[Records excerpted from a collection]

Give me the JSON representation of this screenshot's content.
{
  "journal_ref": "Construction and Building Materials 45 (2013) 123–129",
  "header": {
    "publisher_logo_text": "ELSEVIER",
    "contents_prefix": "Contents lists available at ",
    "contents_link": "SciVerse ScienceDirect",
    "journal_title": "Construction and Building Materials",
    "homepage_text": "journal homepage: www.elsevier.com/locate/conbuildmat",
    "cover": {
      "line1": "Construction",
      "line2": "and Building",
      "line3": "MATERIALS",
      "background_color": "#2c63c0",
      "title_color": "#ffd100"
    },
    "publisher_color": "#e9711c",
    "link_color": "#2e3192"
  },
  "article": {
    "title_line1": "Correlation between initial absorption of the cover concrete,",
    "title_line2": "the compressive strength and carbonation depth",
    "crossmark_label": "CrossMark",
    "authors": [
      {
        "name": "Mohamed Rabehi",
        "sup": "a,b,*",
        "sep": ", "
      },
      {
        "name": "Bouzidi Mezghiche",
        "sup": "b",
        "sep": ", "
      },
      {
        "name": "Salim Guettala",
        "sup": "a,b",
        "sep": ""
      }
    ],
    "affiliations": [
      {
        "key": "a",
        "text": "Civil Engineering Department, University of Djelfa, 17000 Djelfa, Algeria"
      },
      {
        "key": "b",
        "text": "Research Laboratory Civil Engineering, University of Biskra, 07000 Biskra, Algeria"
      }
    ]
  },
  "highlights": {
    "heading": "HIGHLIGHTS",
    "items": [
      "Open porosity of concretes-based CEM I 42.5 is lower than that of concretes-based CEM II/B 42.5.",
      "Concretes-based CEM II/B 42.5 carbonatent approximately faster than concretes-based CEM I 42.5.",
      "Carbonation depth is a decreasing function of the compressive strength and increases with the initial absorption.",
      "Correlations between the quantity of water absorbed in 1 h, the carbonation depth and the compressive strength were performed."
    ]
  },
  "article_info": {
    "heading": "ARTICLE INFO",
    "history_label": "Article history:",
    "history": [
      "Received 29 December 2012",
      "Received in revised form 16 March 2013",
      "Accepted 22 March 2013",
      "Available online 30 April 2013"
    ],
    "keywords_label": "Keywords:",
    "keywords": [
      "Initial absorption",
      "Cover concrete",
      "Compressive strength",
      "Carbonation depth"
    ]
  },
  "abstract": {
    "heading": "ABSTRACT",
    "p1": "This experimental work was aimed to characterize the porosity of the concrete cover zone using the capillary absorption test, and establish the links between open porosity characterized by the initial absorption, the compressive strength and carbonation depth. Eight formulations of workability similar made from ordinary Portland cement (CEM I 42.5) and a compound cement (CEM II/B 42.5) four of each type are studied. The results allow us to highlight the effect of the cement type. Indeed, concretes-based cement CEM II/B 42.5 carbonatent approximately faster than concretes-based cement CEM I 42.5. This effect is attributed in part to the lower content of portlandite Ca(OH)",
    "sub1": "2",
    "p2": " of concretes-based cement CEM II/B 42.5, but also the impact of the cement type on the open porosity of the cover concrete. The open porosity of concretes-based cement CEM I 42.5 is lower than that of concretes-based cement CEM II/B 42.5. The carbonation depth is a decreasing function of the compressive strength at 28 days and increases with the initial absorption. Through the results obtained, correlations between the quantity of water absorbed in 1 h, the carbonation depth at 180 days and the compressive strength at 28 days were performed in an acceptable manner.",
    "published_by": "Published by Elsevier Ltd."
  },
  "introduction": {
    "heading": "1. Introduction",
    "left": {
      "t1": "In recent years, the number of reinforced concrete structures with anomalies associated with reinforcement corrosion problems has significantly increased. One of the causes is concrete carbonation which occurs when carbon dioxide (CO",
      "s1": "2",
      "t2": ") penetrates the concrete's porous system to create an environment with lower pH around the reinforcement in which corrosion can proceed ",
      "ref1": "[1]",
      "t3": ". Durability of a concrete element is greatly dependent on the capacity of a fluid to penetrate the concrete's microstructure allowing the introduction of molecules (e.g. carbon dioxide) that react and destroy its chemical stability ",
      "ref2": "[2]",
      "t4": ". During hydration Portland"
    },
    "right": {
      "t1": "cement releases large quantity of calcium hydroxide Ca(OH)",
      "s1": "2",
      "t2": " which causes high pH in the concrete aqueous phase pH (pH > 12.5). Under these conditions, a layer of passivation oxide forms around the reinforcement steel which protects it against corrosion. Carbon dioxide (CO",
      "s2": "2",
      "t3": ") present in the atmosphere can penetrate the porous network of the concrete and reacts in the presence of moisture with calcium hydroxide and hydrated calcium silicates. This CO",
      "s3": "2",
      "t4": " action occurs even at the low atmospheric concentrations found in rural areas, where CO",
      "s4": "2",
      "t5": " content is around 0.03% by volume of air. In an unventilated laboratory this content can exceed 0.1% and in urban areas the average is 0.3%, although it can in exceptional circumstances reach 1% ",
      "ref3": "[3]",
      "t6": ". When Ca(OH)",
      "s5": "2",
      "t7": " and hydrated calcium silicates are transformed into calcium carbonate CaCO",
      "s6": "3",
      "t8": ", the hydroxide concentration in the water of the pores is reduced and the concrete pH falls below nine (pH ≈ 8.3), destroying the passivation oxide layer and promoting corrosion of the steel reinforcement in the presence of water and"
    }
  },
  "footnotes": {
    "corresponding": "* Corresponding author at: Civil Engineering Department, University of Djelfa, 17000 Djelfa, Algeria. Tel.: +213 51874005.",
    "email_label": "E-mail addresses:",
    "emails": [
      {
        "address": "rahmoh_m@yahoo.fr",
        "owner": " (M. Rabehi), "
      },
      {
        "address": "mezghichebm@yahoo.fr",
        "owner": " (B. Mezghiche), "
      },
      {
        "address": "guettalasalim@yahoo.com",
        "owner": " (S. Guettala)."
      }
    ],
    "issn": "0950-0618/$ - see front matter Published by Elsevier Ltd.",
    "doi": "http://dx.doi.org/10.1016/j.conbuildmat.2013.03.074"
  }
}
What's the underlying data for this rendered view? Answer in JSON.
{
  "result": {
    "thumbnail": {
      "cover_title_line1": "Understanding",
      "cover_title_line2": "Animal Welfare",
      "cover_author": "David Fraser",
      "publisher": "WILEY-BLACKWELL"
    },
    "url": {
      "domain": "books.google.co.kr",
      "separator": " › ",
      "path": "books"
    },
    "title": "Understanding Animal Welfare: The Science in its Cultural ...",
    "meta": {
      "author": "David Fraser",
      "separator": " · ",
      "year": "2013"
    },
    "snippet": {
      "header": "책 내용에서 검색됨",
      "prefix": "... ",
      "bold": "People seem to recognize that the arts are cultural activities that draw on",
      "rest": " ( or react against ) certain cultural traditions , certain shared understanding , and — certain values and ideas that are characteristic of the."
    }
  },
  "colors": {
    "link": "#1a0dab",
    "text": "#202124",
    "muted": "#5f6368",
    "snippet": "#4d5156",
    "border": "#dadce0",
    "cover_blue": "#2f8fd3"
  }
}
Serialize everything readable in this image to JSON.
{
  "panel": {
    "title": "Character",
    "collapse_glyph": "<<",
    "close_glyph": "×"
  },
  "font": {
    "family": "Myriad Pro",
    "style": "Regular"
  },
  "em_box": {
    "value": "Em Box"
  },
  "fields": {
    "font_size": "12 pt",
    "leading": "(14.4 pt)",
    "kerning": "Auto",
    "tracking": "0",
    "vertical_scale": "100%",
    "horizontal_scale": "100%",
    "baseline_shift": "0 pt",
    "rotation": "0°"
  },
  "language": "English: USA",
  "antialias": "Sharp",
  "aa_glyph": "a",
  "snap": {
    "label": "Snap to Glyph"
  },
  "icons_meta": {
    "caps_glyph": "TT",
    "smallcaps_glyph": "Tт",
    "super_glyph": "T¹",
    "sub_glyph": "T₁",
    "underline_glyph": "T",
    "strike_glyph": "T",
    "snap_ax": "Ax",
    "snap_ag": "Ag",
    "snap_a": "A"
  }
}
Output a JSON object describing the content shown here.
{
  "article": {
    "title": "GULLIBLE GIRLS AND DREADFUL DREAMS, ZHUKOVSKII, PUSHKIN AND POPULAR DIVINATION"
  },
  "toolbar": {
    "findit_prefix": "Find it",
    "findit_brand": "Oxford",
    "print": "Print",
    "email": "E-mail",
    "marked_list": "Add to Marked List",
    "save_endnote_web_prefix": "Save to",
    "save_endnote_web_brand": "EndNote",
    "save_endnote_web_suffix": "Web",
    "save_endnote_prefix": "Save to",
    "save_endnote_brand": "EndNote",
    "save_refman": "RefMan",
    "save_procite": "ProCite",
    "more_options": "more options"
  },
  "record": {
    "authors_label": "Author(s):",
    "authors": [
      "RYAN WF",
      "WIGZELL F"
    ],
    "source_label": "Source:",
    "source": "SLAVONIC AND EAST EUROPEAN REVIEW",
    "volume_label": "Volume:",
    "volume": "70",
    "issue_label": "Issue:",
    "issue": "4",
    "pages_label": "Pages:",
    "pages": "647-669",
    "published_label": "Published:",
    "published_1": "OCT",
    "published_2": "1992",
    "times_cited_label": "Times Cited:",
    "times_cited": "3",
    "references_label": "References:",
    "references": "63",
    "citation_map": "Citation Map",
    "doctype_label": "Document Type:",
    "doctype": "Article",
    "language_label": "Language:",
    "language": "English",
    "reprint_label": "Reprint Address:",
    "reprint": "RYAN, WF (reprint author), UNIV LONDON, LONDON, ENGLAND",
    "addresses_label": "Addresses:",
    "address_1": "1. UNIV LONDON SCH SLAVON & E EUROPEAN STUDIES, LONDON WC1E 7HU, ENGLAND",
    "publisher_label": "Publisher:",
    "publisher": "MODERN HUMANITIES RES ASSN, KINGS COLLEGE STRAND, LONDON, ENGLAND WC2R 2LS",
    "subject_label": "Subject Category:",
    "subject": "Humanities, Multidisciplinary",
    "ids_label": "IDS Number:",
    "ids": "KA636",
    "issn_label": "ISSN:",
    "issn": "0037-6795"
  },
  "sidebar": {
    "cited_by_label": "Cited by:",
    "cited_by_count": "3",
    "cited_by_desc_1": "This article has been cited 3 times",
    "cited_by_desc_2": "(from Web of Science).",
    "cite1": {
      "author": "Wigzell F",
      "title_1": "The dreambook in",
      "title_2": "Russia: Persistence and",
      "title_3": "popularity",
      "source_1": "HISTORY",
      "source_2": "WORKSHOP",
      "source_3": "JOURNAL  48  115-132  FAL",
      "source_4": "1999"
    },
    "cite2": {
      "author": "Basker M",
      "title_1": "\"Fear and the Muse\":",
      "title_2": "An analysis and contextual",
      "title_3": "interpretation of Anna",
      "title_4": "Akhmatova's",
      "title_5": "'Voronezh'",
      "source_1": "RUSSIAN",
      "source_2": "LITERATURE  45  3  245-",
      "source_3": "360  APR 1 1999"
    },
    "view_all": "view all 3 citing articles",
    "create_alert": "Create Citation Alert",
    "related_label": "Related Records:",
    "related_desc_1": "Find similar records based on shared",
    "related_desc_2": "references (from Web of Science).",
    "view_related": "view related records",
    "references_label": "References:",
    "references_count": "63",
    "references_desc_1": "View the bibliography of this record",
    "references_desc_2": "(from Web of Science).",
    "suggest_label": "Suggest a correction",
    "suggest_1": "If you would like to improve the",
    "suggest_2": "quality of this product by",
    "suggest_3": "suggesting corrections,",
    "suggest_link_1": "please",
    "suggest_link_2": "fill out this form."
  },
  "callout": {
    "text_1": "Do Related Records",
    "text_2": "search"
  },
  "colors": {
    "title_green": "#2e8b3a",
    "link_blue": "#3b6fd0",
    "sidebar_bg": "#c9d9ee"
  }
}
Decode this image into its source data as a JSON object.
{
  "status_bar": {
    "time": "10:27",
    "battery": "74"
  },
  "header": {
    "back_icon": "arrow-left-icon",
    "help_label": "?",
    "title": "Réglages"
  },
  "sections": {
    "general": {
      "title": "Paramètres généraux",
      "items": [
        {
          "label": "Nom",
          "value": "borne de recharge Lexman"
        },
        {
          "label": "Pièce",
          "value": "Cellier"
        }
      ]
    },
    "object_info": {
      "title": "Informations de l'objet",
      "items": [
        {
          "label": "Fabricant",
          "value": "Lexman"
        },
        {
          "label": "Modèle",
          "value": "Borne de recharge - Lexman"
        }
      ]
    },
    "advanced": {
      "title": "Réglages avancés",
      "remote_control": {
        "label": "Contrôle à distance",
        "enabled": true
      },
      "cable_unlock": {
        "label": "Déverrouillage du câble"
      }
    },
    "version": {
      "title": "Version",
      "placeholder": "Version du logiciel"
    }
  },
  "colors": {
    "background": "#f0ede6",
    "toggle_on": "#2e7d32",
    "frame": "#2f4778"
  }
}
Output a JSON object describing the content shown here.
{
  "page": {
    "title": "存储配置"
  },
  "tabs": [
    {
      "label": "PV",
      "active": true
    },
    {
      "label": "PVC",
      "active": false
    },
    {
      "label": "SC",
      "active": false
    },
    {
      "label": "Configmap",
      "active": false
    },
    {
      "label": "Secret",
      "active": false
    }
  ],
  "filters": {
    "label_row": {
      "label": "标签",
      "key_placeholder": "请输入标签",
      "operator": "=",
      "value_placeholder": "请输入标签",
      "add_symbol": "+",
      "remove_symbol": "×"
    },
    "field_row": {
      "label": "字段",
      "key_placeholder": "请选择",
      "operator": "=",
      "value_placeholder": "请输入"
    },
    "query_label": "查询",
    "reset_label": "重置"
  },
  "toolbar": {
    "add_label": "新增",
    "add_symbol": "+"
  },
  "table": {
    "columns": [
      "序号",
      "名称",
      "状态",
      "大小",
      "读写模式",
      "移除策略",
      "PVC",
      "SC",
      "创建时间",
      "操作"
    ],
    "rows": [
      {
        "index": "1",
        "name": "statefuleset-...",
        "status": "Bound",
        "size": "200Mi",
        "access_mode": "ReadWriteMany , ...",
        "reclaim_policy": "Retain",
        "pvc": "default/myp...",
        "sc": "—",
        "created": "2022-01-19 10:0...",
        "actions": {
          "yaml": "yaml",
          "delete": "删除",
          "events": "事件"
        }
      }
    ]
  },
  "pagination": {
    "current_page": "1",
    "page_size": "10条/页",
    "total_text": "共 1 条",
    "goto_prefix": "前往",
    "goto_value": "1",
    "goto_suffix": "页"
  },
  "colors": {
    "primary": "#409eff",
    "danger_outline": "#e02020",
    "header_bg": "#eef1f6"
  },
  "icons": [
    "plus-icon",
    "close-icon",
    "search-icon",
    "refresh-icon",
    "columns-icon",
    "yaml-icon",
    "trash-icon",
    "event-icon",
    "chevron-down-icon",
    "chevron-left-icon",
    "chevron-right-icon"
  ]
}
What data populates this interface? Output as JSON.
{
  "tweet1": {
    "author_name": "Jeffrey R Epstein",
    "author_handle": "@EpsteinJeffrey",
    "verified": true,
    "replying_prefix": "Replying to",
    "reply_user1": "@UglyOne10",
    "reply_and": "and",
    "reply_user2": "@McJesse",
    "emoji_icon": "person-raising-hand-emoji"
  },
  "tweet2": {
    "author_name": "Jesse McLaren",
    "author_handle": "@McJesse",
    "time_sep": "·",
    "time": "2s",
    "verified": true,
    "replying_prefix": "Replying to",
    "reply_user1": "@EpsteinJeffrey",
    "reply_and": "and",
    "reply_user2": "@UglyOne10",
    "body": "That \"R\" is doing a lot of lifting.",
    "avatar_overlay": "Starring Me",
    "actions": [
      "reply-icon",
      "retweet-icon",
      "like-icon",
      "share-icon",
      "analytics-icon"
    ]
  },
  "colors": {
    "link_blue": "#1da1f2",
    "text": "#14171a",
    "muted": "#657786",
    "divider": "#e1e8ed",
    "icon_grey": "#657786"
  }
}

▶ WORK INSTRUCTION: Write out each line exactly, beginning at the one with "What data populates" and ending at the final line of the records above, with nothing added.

▶ ANSWER SPACE:
What data populates this interface? Output as JSON.
{
  "tweet1": {
    "author_name": "Jeffrey R Epstein",
    "author_handle": "@EpsteinJeffrey",
    "verified": true,
    "replying_prefix": "Replying to",
    "reply_user1": "@UglyOne10",
    "reply_and": "and",
    "reply_user2": "@McJesse",
    "emoji_icon": "person-raising-hand-emoji"
  },
  "tweet2": {
    "author_name": "Jesse McLaren",
    "author_handle": "@McJesse",
    "time_sep": "·",
    "time": "2s",
    "verified": true,
    "replying_prefix": "Replying to",
    "reply_user1": "@EpsteinJeffrey",
    "reply_and": "and",
    "reply_user2": "@UglyOne10",
    "body": "That \"R\" is doing a lot of lifting.",
    "avatar_overlay": "Starring Me",
    "actions": [
      "reply-icon",
      "retweet-icon",
      "like-icon",
      "share-icon",
      "analytics-icon"
    ]
  },
  "colors": {
    "link_blue": "#1da1f2",
    "text": "#14171a",
    "muted": "#657786",
    "divider": "#e1e8ed",
    "icon_grey": "#657786"
  }
}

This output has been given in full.